What You Talkin Bout Willis?!?!?!
Aka: What does that even mean
Oh the joys of trying some wine with friends and sharing opinions on the wonderful bottle that was opened for you! Taking that sip, and your friend asks the dreaded question….”what do you think?”. Quick, anything, what wine terminology do I know, oh my, I have no idea, I just know I like it. “Well, it’s kind of oaky, with a hint of tannins and the acidity is rectangular with the palate. I..um..love the hint of patchouli with a definite crisp bite of sage leaves and rum.”
Been there before haven’t you? I know I have, and I panicked. That might have actually been something I said. Everyone has to start somewhere, and I sure as shit don’t know all the terminology still but I am happy to provide here, the basics to some Wine Terminology 101:
A Breakdown of some very common wine terminology!
Tannins – Naturally occurring compounds that exist inside grape skins, seeds and stems. They are released when they soak in the grape juice just after the grapes have been pressed and are what give certain wines, such as Cabernet Sauvignon, their characteristic dryness or bitter taste. You experience the effect of tannins any time you drink a wine that creates a drying sensation in your mouth. Depending on how dry your mouth feels, you can determine whether a wine is high or low in tannins.
Oaky – Describes the aroma or taste quality imparted to a wine by the oak barrels or casks in which it was aged. The terms toasty, vanilla, dill, cedary and smoky indicate the desirable qualities of oak; charred, burnt, green cedar, lumber and plywood describe its unpleasant side.
Legs/Tears – They develop and flow down the side of the glass following swirling. They are little more than a basic indicator of the wine’s alcohol content. The thicker and more prominent the legs, the higher the alcohol content.
Palate – Refers to the taste of a wine as well as how it affects the different sections of the tongue and mouth (including the roof of your mouth!).
Varietal – A term used to define the type of grape. This is mostly used in the U.S., South America, and Australia.
Vintage – Refers to the year that the grapes were grown and harvested.
Aeration – A simple process of introducing oxygen into the wine, also known as breathing. This can be done through swirling wine in a glass, opening a bottle of wine to let it “breathe.” or by using a wine decanter.

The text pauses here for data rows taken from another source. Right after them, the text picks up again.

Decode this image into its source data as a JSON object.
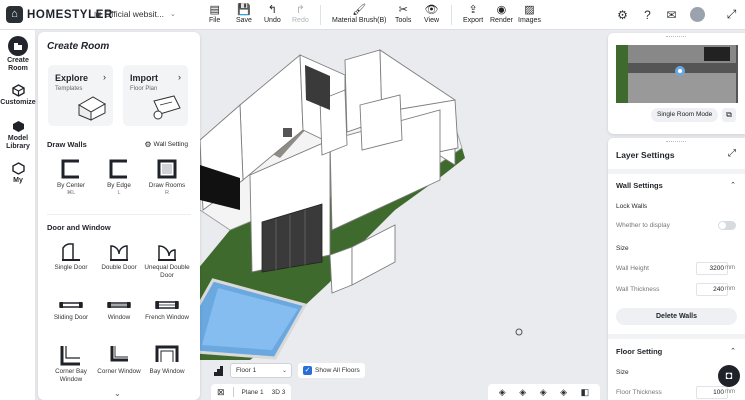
{
  "app": {
    "brand": "HOMESTYLER",
    "project_name": "Official websit..."
  },
  "toolbar": {
    "file": "File",
    "save": "Save",
    "undo": "Undo",
    "redo": "Redo",
    "material_brush": "Material Brush(B)",
    "tools": "Tools",
    "view": "View",
    "export": "Export",
    "render": "Render",
    "images": "Images"
  },
  "top_right_icons": [
    "settings-icon",
    "help-icon",
    "mail-icon",
    "user-avatar",
    "fullscreen-icon"
  ],
  "nav": {
    "create_room": "Create Room",
    "customize": "Customize",
    "model_library": "Model Library",
    "my": "My"
  },
  "panel": {
    "title": "Create Room",
    "explore": {
      "title": "Explore",
      "sub": "Templates"
    },
    "import": {
      "title": "Import",
      "sub": "Floor Plan"
    },
    "draw_walls": "Draw Walls",
    "wall_setting": "Wall Setting",
    "wall_tools": [
      {
        "label": "By Center",
        "shortcut": "⌘L"
      },
      {
        "label": "By Edge",
        "shortcut": "L"
      },
      {
        "label": "Draw Rooms",
        "shortcut": "R"
      }
    ],
    "door_window": "Door and Window",
    "dw_tools": [
      {
        "label": "Single Door"
      },
      {
        "label": "Double Door"
      },
      {
        "label": "Unequal Double Door"
      },
      {
        "label": "Sliding Door"
      },
      {
        "label": "Window"
      },
      {
        "label": "French Window"
      },
      {
        "label": "Corner Bay Window"
      },
      {
        "label": "Corner Window"
      },
      {
        "label": "Bay Window"
      }
    ]
  },
  "floorbar": {
    "floor": "Floor 1",
    "show_all_floors": "Show All Floors"
  },
  "viewbar": {
    "plane": "Plane",
    "plane_num": "1",
    "mode": "3D",
    "mode_num": "3"
  },
  "minimap": {
    "single_room_mode": "Single Room Mode"
  },
  "layer_settings": {
    "title": "Layer Settings",
    "wall_settings": "Wall Settings",
    "lock_walls": "Lock Walls",
    "whether_to_display": "Whether to display",
    "size": "Size",
    "wall_height_label": "Wall Height",
    "wall_height": "3200",
    "wall_thickness_label": "Wall Thickness",
    "wall_thickness": "240",
    "unit": "mm",
    "delete_walls": "Delete Walls",
    "floor_setting": "Floor Setting",
    "floor_size": "Size",
    "floor_thickness_label": "Floor Thickness",
    "floor_thickness": "100"
  },
  "colors": {
    "accent": "#2b6fd6",
    "grass": "#3e6b2c",
    "pool": "#7ab3e6",
    "dark": "#1f2329"
  }
}
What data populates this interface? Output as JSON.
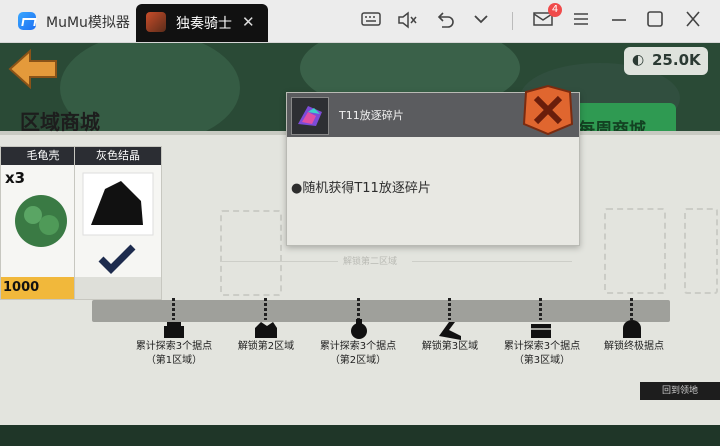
{
  "titlebar": {
    "app_title": "MuMu模拟器",
    "tab_label": "独奏骑士",
    "tab_close": "✕",
    "icons": [
      "keyboard-icon",
      "mute-icon",
      "undo-icon",
      "chevron-down-icon",
      "mail-icon",
      "menu-icon",
      "minimize-icon",
      "maximize-icon",
      "close-icon"
    ],
    "mail_badge": "4"
  },
  "game": {
    "currency": {
      "icon": "◐",
      "value": "25.0K"
    },
    "weekly_shop_tab": "每周商城",
    "region_shop_title": "区域商城",
    "items": [
      {
        "name": "毛龟壳",
        "count": "x3",
        "price": "1000"
      },
      {
        "name": "灰色结晶",
        "count": "",
        "price": ""
      }
    ],
    "divider_label": "解锁第二区域",
    "popup": {
      "title": "T11放逐碎片",
      "description": "●随机获得T11放逐碎片"
    },
    "milestones": [
      {
        "label": "累计探索3个据点（第1区域）"
      },
      {
        "label": "解锁第2区域"
      },
      {
        "label": "累计探索3个据点（第2区域）"
      },
      {
        "label": "解锁第3区域"
      },
      {
        "label": "累计探索3个据点（第3区域）"
      },
      {
        "label": "解锁终极据点"
      }
    ],
    "bottom_button": "回到领地"
  },
  "colors": {
    "accent_green": "#2f9a52",
    "close_orange": "#e0662f",
    "price_yellow": "#f1b83b",
    "back_arrow": "#e49a3b"
  }
}
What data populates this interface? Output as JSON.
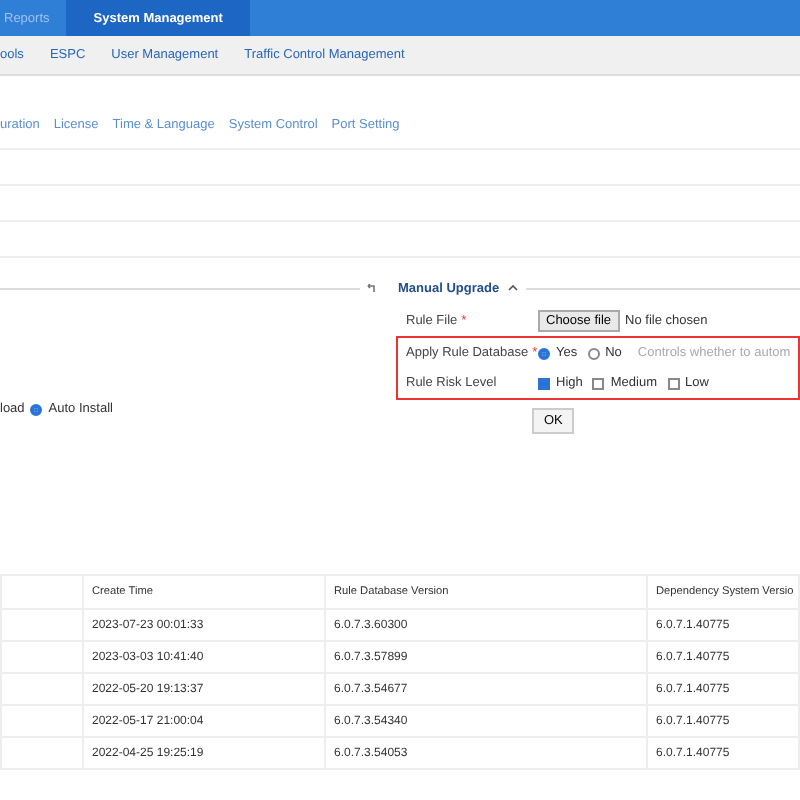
{
  "top_tabs": [
    {
      "label": "Reports",
      "selected": false
    },
    {
      "label": "System Management",
      "selected": true
    }
  ],
  "menu": [
    {
      "label": "ools"
    },
    {
      "label": "ESPC"
    },
    {
      "label": "User Management"
    },
    {
      "label": "Traffic Control Management"
    }
  ],
  "sub_tabs": [
    {
      "label": "uration"
    },
    {
      "label": "License"
    },
    {
      "label": "Time & Language"
    },
    {
      "label": "System Control"
    },
    {
      "label": "Port Setting"
    }
  ],
  "left_panel": {
    "option_text": "load",
    "install": {
      "label": "Auto Install",
      "selected": true
    }
  },
  "manual_upgrade": {
    "title": "Manual Upgrade",
    "rule_file": {
      "label": "Rule File",
      "required_mark": "*",
      "button": "Choose file",
      "status": "No file chosen"
    },
    "apply_rule_database": {
      "label": "Apply Rule Database",
      "required_mark": "*",
      "options": [
        {
          "label": "Yes",
          "selected": true
        },
        {
          "label": "No",
          "selected": false
        }
      ],
      "hint": "Controls whether to autom"
    },
    "rule_risk_level": {
      "label": "Rule Risk Level",
      "options": [
        {
          "label": "High",
          "checked": true
        },
        {
          "label": "Medium",
          "checked": false
        },
        {
          "label": "Low",
          "checked": false
        }
      ]
    },
    "ok_button": "OK"
  },
  "table": {
    "columns": [
      "Create Time",
      "Rule Database Version",
      "Dependency System Versio"
    ],
    "rows": [
      [
        "2023-07-23 00:01:33",
        "6.0.7.3.60300",
        "6.0.7.1.40775"
      ],
      [
        "2023-03-03 10:41:40",
        "6.0.7.3.57899",
        "6.0.7.1.40775"
      ],
      [
        "2022-05-20 19:13:37",
        "6.0.7.3.54677",
        "6.0.7.1.40775"
      ],
      [
        "2022-05-17 21:00:04",
        "6.0.7.3.54340",
        "6.0.7.1.40775"
      ],
      [
        "2022-04-25 19:25:19",
        "6.0.7.3.54053",
        "6.0.7.1.40775"
      ]
    ]
  }
}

I do hope this help with some of the basics. Maybe you even learned something today. Worst case scenario, just use all of these words together in the sentence and you will do just fine!